Go through the entries and copy every one exactly.

Records excerpted from a collection:
▬▬▬▬▬▬▬▬▬▬

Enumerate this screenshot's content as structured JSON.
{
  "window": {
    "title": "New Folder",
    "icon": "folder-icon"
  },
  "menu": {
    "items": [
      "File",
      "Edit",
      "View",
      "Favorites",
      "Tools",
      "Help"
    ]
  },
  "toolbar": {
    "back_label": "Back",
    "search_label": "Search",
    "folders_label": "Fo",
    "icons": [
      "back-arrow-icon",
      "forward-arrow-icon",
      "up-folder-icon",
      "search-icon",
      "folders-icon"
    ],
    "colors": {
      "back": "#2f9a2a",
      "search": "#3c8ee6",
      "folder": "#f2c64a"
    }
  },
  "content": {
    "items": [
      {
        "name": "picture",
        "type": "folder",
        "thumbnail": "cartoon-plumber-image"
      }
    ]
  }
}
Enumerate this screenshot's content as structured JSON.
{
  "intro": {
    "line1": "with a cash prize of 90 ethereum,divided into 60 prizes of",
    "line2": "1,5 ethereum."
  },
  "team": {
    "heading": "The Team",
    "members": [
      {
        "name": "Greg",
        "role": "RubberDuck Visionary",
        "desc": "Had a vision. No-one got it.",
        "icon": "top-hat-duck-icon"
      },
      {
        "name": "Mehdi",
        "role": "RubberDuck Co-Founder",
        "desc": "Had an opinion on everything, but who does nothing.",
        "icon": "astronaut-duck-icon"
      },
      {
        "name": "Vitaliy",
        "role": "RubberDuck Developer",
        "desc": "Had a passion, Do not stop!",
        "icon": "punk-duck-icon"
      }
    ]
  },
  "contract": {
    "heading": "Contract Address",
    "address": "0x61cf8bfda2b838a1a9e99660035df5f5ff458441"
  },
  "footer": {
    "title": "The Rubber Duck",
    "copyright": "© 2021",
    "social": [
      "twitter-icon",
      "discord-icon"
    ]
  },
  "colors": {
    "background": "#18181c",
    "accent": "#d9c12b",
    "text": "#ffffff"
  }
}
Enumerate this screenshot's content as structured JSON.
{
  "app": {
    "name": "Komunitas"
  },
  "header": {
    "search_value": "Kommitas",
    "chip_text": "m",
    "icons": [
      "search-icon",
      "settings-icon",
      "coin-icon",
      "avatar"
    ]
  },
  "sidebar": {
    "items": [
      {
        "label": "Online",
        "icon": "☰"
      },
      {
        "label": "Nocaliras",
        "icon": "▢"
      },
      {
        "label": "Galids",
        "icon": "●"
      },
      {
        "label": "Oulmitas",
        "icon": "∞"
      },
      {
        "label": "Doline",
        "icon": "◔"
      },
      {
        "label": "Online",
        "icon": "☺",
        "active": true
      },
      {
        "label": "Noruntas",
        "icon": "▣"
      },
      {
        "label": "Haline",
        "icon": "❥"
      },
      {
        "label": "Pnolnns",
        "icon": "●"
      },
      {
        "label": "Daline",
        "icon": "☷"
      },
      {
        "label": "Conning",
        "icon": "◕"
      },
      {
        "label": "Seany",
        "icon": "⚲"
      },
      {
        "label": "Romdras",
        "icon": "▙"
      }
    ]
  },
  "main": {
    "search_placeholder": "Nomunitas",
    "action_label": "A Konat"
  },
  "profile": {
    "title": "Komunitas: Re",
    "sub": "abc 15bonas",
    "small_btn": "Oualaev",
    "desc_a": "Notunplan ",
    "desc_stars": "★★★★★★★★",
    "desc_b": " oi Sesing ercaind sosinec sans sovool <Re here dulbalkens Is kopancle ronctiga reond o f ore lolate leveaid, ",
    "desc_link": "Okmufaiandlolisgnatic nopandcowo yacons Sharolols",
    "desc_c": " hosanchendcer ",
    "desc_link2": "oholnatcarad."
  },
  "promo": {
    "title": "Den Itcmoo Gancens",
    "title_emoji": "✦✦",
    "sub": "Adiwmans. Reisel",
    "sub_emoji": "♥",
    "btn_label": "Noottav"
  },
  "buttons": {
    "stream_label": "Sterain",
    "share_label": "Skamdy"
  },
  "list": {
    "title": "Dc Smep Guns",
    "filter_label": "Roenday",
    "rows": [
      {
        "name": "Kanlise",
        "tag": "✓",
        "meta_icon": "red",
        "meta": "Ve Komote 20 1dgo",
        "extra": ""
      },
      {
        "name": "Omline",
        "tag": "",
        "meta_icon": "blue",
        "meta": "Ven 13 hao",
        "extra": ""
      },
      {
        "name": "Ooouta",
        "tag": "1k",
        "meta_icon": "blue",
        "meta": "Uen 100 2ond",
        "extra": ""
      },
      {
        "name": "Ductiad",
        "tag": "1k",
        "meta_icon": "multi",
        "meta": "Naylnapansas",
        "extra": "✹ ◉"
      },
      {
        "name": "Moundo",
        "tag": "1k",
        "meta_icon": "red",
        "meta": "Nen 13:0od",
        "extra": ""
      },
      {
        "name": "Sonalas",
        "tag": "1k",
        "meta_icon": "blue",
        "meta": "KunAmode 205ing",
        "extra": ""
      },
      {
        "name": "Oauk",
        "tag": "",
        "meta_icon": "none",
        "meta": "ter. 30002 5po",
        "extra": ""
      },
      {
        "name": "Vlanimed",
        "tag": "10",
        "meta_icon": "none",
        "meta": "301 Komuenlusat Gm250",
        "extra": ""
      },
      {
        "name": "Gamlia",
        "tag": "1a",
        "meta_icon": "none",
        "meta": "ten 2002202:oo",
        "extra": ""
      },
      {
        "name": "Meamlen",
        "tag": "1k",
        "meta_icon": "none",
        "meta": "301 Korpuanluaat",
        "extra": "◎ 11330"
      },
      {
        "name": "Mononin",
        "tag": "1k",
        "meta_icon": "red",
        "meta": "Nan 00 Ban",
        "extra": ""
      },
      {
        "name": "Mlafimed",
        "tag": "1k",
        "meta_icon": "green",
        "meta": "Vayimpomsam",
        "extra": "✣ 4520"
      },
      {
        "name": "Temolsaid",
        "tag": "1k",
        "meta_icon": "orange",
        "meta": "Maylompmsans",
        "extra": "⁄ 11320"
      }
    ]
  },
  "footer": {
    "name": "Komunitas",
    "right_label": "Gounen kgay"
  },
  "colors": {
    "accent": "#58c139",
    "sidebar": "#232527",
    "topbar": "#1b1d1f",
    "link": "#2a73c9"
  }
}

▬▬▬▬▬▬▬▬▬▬

Exercise response:
Enumerate this screenshot's content as structured JSON.
{
  "window": {
    "title": "New Folder",
    "icon": "folder-icon"
  },
  "menu": {
    "items": [
      "File",
      "Edit",
      "View",
      "Favorites",
      "Tools",
      "Help"
    ]
  },
  "toolbar": {
    "back_label": "Back",
    "search_label": "Search",
    "folders_label": "Fo",
    "icons": [
      "back-arrow-icon",
      "forward-arrow-icon",
      "up-folder-icon",
      "search-icon",
      "folders-icon"
    ],
    "colors": {
      "back": "#2f9a2a",
      "search": "#3c8ee6",
      "folder": "#f2c64a"
    }
  },
  "content": {
    "items": [
      {
        "name": "picture",
        "type": "folder",
        "thumbnail": "cartoon-plumber-image"
      }
    ]
  }
}
Enumerate this screenshot's content as structured JSON.
{
  "intro": {
    "line1": "with a cash prize of 90 ethereum,divided into 60 prizes of",
    "line2": "1,5 ethereum."
  },
  "team": {
    "heading": "The Team",
    "members": [
      {
        "name": "Greg",
        "role": "RubberDuck Visionary",
        "desc": "Had a vision. No-one got it.",
        "icon": "top-hat-duck-icon"
      },
      {
        "name": "Mehdi",
        "role": "RubberDuck Co-Founder",
        "desc": "Had an opinion on everything, but who does nothing.",
        "icon": "astronaut-duck-icon"
      },
      {
        "name": "Vitaliy",
        "role": "RubberDuck Developer",
        "desc": "Had a passion, Do not stop!",
        "icon": "punk-duck-icon"
      }
    ]
  },
  "contract": {
    "heading": "Contract Address",
    "address": "0x61cf8bfda2b838a1a9e99660035df5f5ff458441"
  },
  "footer": {
    "title": "The Rubber Duck",
    "copyright": "© 2021",
    "social": [
      "twitter-icon",
      "discord-icon"
    ]
  },
  "colors": {
    "background": "#18181c",
    "accent": "#d9c12b",
    "text": "#ffffff"
  }
}
Enumerate this screenshot's content as structured JSON.
{
  "app": {
    "name": "Komunitas"
  },
  "header": {
    "search_value": "Kommitas",
    "chip_text": "m",
    "icons": [
      "search-icon",
      "settings-icon",
      "coin-icon",
      "avatar"
    ]
  },
  "sidebar": {
    "items": [
      {
        "label": "Online",
        "icon": "☰"
      },
      {
        "label": "Nocaliras",
        "icon": "▢"
      },
      {
        "label": "Galids",
        "icon": "●"
      },
      {
        "label": "Oulmitas",
        "icon": "∞"
      },
      {
        "label": "Doline",
        "icon": "◔"
      },
      {
        "label": "Online",
        "icon": "☺",
        "active": true
      },
      {
        "label": "Noruntas",
        "icon": "▣"
      },
      {
        "label": "Haline",
        "icon": "❥"
      },
      {
        "label": "Pnolnns",
        "icon": "●"
      },
      {
        "label": "Daline",
        "icon": "☷"
      },
      {
        "label": "Conning",
        "icon": "◕"
      },
      {
        "label": "Seany",
        "icon": "⚲"
      },
      {
        "label": "Romdras",
        "icon": "▙"
      }
    ]
  },
  "main": {
    "search_placeholder": "Nomunitas",
    "action_label": "A Konat"
  },
  "profile": {
    "title": "Komunitas: Re",
    "sub": "abc 15bonas",
    "small_btn": "Oualaev",
    "desc_a": "Notunplan ",
    "desc_stars": "★★★★★★★★",
    "desc_b": " oi Sesing ercaind sosinec sans sovool <Re here dulbalkens Is kopancle ronctiga reond o f ore lolate leveaid, ",
    "desc_link": "Okmufaiandlolisgnatic nopandcowo yacons Sharolols",
    "desc_c": " hosanchendcer ",
    "desc_link2": "oholnatcarad."
  },
  "promo": {
    "title": "Den Itcmoo Gancens",
    "title_emoji": "✦✦",
    "sub": "Adiwmans. Reisel",
    "sub_emoji": "♥",
    "btn_label": "Noottav"
  },
  "buttons": {
    "stream_label": "Sterain",
    "share_label": "Skamdy"
  },
  "list": {
    "title": "Dc Smep Guns",
    "filter_label": "Roenday",
    "rows": [
      {
        "name": "Kanlise",
        "tag": "✓",
        "meta_icon": "red",
        "meta": "Ve Komote 20 1dgo",
        "extra": ""
      },
      {
        "name": "Omline",
        "tag": "",
        "meta_icon": "blue",
        "meta": "Ven 13 hao",
        "extra": ""
      },
      {
        "name": "Ooouta",
        "tag": "1k",
        "meta_icon": "blue",
        "meta": "Uen 100 2ond",
        "extra": ""
      },
      {
        "name": "Ductiad",
        "tag": "1k",
        "meta_icon": "multi",
        "meta": "Naylnapansas",
        "extra": "✹ ◉"
      },
      {
        "name": "Moundo",
        "tag": "1k",
        "meta_icon": "red",
        "meta": "Nen 13:0od",
        "extra": ""
      },
      {
        "name": "Sonalas",
        "tag": "1k",
        "meta_icon": "blue",
        "meta": "KunAmode 205ing",
        "extra": ""
      },
      {
        "name": "Oauk",
        "tag": "",
        "meta_icon": "none",
        "meta": "ter. 30002 5po",
        "extra": ""
      },
      {
        "name": "Vlanimed",
        "tag": "10",
        "meta_icon": "none",
        "meta": "301 Komuenlusat Gm250",
        "extra": ""
      },
      {
        "name": "Gamlia",
        "tag": "1a",
        "meta_icon": "none",
        "meta": "ten 2002202:oo",
        "extra": ""
      },
      {
        "name": "Meamlen",
        "tag": "1k",
        "meta_icon": "none",
        "meta": "301 Korpuanluaat",
        "extra": "◎ 11330"
      },
      {
        "name": "Mononin",
        "tag": "1k",
        "meta_icon": "red",
        "meta": "Nan 00 Ban",
        "extra": ""
      },
      {
        "name": "Mlafimed",
        "tag": "1k",
        "meta_icon": "green",
        "meta": "Vayimpomsam",
        "extra": "✣ 4520"
      },
      {
        "name": "Temolsaid",
        "tag": "1k",
        "meta_icon": "orange",
        "meta": "Maylompmsans",
        "extra": "⁄ 11320"
      }
    ]
  },
  "footer": {
    "name": "Komunitas",
    "right_label": "Gounen kgay"
  },
  "colors": {
    "accent": "#58c139",
    "sidebar": "#232527",
    "topbar": "#1b1d1f",
    "link": "#2a73c9"
  }
}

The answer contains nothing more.